======== DATA RECORDS ========

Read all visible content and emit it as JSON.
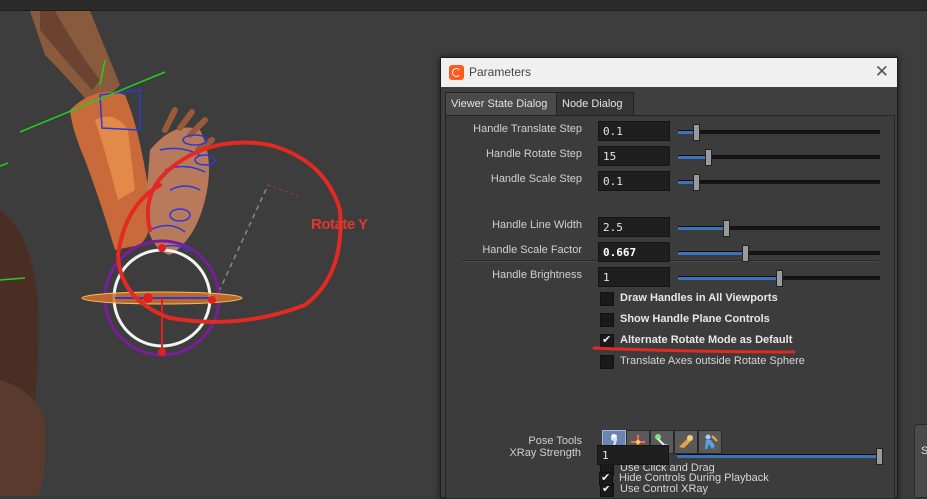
{
  "viewport": {
    "annotation_label": "Rotate Y"
  },
  "right_panel": {
    "fragment_text": "S"
  },
  "dialog": {
    "title": "Parameters",
    "close_icon": "close-icon",
    "logo_icon": "houdini-logo-icon",
    "tabs": [
      {
        "label": "Viewer State Dialog",
        "active": true
      },
      {
        "label": "Node Dialog",
        "active": false
      }
    ],
    "params": {
      "handle_translate_step": {
        "label": "Handle Translate Step",
        "value": "0.1",
        "slider_fraction": 0.09
      },
      "handle_rotate_step": {
        "label": "Handle Rotate Step",
        "value": "15",
        "slider_fraction": 0.15
      },
      "handle_scale_step": {
        "label": "Handle Scale Step",
        "value": "0.1",
        "slider_fraction": 0.09
      },
      "handle_line_width": {
        "label": "Handle Line Width",
        "value": "2.5",
        "slider_fraction": 0.24
      },
      "handle_scale_factor": {
        "label": "Handle Scale Factor",
        "value": "0.667",
        "slider_fraction": 0.33
      },
      "handle_brightness": {
        "label": "Handle Brightness",
        "value": "1",
        "slider_fraction": 0.5
      },
      "xray_strength": {
        "label": "XRay Strength",
        "value": "1",
        "slider_fraction": 1.0
      }
    },
    "checkboxes": {
      "draw_handles_all_viewports": {
        "label": "Draw Handles in All Viewports",
        "checked": false
      },
      "show_handle_plane_controls": {
        "label": "Show Handle Plane Controls",
        "checked": false
      },
      "alternate_rotate_mode_default": {
        "label": "Alternate Rotate Mode as Default",
        "checked": true
      },
      "translate_axes_outside_sphere": {
        "label": "Translate Axes outside Rotate Sphere",
        "checked": false
      },
      "use_click_and_drag": {
        "label": "Use Click and Drag",
        "checked": false
      },
      "use_control_xray": {
        "label": "Use Control XRay",
        "checked": true
      },
      "hide_controls_during_playback": {
        "label": "Hide Controls During Playback",
        "checked": true
      }
    },
    "pose_tools": {
      "label": "Pose Tools",
      "tools": [
        "pose-select-icon",
        "pose-translate-icon",
        "pose-ik-icon",
        "pose-twist-icon",
        "pose-figure-icon"
      ],
      "active_index": 0
    }
  },
  "colors": {
    "accent": "#3a73b8",
    "annotation_red": "#e0372f",
    "dialog_bg": "#3f3f3f",
    "titlebar_bg": "#f0f0f0"
  }
}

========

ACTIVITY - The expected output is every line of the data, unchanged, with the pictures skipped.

SOLUTION TO THIS EXERCISE -
Read all visible content and emit it as JSON.
{
  "viewport": {
    "annotation_label": "Rotate Y"
  },
  "right_panel": {
    "fragment_text": "S"
  },
  "dialog": {
    "title": "Parameters",
    "close_icon": "close-icon",
    "logo_icon": "houdini-logo-icon",
    "tabs": [
      {
        "label": "Viewer State Dialog",
        "active": true
      },
      {
        "label": "Node Dialog",
        "active": false
      }
    ],
    "params": {
      "handle_translate_step": {
        "label": "Handle Translate Step",
        "value": "0.1",
        "slider_fraction": 0.09
      },
      "handle_rotate_step": {
        "label": "Handle Rotate Step",
        "value": "15",
        "slider_fraction": 0.15
      },
      "handle_scale_step": {
        "label": "Handle Scale Step",
        "value": "0.1",
        "slider_fraction": 0.09
      },
      "handle_line_width": {
        "label": "Handle Line Width",
        "value": "2.5",
        "slider_fraction": 0.24
      },
      "handle_scale_factor": {
        "label": "Handle Scale Factor",
        "value": "0.667",
        "slider_fraction": 0.33
      },
      "handle_brightness": {
        "label": "Handle Brightness",
        "value": "1",
        "slider_fraction": 0.5
      },
      "xray_strength": {
        "label": "XRay Strength",
        "value": "1",
        "slider_fraction": 1.0
      }
    },
    "checkboxes": {
      "draw_handles_all_viewports": {
        "label": "Draw Handles in All Viewports",
        "checked": false
      },
      "show_handle_plane_controls": {
        "label": "Show Handle Plane Controls",
        "checked": false
      },
      "alternate_rotate_mode_default": {
        "label": "Alternate Rotate Mode as Default",
        "checked": true
      },
      "translate_axes_outside_sphere": {
        "label": "Translate Axes outside Rotate Sphere",
        "checked": false
      },
      "use_click_and_drag": {
        "label": "Use Click and Drag",
        "checked": false
      },
      "use_control_xray": {
        "label": "Use Control XRay",
        "checked": true
      },
      "hide_controls_during_playback": {
        "label": "Hide Controls During Playback",
        "checked": true
      }
    },
    "pose_tools": {
      "label": "Pose Tools",
      "tools": [
        "pose-select-icon",
        "pose-translate-icon",
        "pose-ik-icon",
        "pose-twist-icon",
        "pose-figure-icon"
      ],
      "active_index": 0
    }
  },
  "colors": {
    "accent": "#3a73b8",
    "annotation_red": "#e0372f",
    "dialog_bg": "#3f3f3f",
    "titlebar_bg": "#f0f0f0"
  }
}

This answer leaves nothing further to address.